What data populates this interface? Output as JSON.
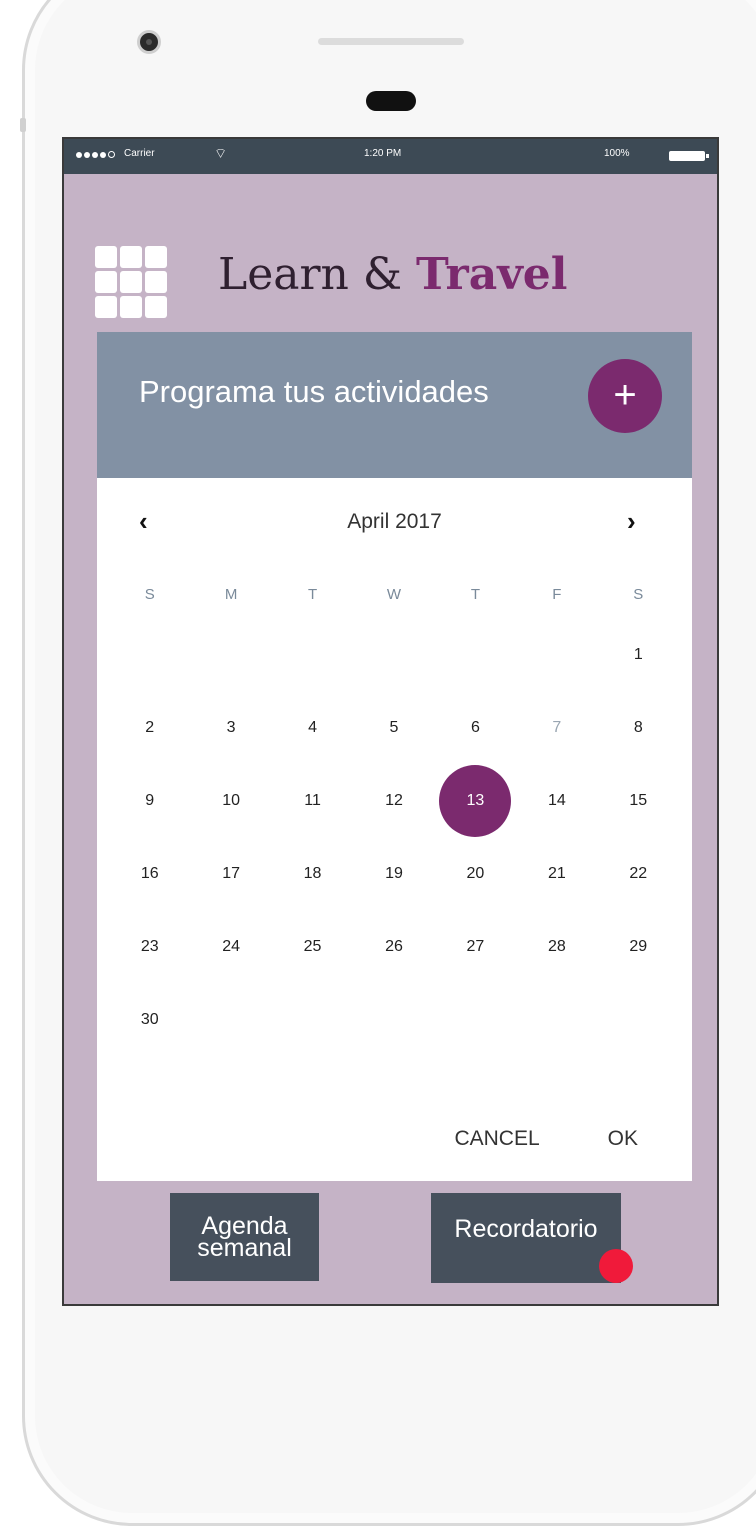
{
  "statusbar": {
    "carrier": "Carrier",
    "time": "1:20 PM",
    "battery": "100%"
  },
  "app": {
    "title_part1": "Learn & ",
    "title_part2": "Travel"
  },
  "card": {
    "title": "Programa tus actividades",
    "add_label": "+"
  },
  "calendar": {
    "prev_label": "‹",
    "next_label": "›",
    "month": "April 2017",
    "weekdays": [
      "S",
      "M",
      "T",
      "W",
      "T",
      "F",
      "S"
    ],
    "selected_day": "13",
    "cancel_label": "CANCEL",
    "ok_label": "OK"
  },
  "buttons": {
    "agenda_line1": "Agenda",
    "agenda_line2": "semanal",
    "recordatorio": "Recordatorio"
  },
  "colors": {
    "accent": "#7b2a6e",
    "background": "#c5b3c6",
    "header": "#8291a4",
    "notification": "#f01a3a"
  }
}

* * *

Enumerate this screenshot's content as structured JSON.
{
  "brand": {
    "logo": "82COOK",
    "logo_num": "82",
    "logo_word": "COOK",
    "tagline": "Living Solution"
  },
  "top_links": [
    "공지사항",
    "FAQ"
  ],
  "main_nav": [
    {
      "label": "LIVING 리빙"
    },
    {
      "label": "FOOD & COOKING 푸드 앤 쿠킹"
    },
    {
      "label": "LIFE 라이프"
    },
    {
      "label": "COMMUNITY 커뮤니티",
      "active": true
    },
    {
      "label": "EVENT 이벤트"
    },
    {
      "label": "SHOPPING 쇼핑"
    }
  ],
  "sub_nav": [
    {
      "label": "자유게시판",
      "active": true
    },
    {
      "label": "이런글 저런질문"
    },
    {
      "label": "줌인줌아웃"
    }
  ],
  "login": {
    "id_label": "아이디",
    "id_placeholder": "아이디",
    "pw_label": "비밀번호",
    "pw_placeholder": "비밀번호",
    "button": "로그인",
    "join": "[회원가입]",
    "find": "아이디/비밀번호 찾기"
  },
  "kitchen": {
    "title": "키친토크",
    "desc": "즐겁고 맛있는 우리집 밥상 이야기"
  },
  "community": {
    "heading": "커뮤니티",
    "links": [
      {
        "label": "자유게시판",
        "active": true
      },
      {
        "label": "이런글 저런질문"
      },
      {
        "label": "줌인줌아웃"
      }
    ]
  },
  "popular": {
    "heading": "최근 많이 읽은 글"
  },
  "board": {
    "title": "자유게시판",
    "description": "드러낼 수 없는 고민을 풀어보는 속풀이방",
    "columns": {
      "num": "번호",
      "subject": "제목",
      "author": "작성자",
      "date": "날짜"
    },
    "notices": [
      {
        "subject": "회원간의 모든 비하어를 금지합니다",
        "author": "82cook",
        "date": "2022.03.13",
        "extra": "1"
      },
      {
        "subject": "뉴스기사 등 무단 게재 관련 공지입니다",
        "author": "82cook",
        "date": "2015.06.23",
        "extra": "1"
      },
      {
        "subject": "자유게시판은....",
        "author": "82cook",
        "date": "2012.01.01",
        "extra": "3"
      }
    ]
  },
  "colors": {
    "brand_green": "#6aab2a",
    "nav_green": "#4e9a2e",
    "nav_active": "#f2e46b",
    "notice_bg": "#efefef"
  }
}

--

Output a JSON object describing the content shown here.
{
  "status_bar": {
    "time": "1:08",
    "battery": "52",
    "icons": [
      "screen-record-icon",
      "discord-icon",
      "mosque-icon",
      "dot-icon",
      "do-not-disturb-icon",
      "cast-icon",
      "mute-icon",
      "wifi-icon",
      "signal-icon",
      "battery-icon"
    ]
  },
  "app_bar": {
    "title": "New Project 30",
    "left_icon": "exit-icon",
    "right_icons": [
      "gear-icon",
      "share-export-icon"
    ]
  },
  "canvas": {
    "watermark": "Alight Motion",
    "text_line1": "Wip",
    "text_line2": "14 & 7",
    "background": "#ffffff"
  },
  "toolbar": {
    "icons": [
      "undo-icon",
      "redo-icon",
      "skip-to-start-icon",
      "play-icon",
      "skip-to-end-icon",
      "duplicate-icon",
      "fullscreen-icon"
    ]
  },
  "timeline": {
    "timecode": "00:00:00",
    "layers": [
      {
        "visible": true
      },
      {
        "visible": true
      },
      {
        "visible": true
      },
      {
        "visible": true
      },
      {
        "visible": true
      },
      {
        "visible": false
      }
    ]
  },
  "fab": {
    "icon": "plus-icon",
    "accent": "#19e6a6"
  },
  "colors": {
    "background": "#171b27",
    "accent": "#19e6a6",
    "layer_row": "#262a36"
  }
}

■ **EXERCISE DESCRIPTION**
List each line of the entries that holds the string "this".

■ **OUTPUT OF THE EXERCISE**
What data populates this interface? Output as JSON.
Enumerate this screenshot's content as structured JSON.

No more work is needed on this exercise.